■ Work required:
Find every line below with the string "Pagi" and pick it out.

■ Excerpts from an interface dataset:
┏━━

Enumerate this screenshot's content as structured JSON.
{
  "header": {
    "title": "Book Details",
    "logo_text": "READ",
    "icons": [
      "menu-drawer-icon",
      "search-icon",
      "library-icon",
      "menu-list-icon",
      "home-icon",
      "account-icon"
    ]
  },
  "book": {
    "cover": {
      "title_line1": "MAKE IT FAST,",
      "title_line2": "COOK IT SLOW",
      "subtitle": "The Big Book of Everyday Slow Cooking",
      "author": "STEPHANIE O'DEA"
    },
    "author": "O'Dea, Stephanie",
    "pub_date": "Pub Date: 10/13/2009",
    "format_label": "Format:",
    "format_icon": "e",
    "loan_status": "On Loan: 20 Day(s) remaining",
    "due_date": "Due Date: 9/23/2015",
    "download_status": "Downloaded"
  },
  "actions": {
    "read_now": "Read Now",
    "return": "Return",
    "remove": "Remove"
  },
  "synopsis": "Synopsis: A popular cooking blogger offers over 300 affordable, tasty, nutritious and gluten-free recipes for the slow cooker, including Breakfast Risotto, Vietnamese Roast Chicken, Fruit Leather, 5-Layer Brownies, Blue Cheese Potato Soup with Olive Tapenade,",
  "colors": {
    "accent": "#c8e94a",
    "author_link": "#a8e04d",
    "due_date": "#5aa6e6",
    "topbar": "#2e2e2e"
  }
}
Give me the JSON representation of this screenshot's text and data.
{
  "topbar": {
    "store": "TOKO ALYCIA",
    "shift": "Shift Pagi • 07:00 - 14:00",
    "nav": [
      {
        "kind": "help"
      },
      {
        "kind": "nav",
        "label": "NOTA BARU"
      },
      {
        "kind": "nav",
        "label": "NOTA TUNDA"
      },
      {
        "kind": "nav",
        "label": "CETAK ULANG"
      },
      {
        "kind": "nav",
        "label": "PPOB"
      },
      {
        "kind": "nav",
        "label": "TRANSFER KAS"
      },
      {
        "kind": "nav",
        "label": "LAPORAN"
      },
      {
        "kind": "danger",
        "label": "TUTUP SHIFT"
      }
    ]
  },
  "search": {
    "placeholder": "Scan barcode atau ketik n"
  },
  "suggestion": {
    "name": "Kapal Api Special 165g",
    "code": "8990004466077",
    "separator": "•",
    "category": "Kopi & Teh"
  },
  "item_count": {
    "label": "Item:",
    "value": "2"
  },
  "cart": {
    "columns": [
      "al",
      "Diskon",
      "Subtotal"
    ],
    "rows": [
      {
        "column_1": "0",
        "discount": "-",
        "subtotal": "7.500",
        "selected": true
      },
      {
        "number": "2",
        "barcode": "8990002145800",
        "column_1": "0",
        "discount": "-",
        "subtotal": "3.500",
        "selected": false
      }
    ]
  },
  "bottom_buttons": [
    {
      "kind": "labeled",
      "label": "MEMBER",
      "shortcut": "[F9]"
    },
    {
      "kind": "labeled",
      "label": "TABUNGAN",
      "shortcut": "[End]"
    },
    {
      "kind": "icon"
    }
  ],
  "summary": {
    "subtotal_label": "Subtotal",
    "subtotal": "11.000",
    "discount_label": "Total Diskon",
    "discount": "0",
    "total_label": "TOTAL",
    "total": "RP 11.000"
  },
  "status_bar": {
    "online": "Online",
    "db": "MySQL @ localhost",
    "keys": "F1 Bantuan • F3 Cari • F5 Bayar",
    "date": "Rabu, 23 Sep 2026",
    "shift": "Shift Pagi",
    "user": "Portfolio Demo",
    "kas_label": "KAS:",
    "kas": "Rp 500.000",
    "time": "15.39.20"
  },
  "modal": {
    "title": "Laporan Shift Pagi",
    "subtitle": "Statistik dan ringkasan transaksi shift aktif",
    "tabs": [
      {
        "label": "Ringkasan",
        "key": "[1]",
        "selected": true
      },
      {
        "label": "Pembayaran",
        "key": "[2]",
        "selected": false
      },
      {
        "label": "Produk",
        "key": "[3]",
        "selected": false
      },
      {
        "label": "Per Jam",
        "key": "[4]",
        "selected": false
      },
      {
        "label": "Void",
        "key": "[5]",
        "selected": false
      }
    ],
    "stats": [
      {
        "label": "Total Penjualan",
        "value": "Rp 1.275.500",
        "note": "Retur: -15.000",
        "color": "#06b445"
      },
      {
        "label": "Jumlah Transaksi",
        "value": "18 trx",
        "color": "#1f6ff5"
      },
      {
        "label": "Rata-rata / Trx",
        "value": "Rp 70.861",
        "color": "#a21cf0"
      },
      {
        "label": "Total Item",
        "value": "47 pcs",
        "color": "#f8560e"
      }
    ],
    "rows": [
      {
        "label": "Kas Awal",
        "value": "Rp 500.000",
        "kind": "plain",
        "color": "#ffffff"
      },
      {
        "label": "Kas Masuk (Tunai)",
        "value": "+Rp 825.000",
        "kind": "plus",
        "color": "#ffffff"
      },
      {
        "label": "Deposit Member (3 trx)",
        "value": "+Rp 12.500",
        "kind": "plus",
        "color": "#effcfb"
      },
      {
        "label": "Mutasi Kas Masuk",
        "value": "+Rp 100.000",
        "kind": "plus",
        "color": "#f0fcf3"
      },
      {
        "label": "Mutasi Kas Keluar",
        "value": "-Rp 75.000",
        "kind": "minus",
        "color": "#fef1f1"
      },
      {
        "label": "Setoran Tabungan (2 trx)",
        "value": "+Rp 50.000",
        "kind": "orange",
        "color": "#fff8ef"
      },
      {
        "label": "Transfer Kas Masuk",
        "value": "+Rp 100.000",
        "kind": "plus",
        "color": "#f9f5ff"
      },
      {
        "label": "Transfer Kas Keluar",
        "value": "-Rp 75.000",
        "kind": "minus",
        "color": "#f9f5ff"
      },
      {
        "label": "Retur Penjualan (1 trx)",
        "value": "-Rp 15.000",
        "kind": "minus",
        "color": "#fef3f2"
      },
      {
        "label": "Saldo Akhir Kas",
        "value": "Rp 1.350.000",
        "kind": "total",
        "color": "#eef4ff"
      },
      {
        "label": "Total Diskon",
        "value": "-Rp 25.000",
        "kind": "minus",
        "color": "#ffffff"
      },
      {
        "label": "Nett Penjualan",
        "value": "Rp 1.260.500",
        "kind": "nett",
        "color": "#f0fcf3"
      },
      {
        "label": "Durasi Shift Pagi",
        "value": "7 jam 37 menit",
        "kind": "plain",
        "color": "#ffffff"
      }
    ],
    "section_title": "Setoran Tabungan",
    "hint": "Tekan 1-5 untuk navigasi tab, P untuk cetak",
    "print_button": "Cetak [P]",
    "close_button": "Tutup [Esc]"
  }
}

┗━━

■ Solution below:
    "shift": "Shift Pagi • 07:00 - 14:00",
    "shift": "Shift Pagi",
    "title": "Laporan Shift Pagi",
        "label": "Durasi Shift Pagi",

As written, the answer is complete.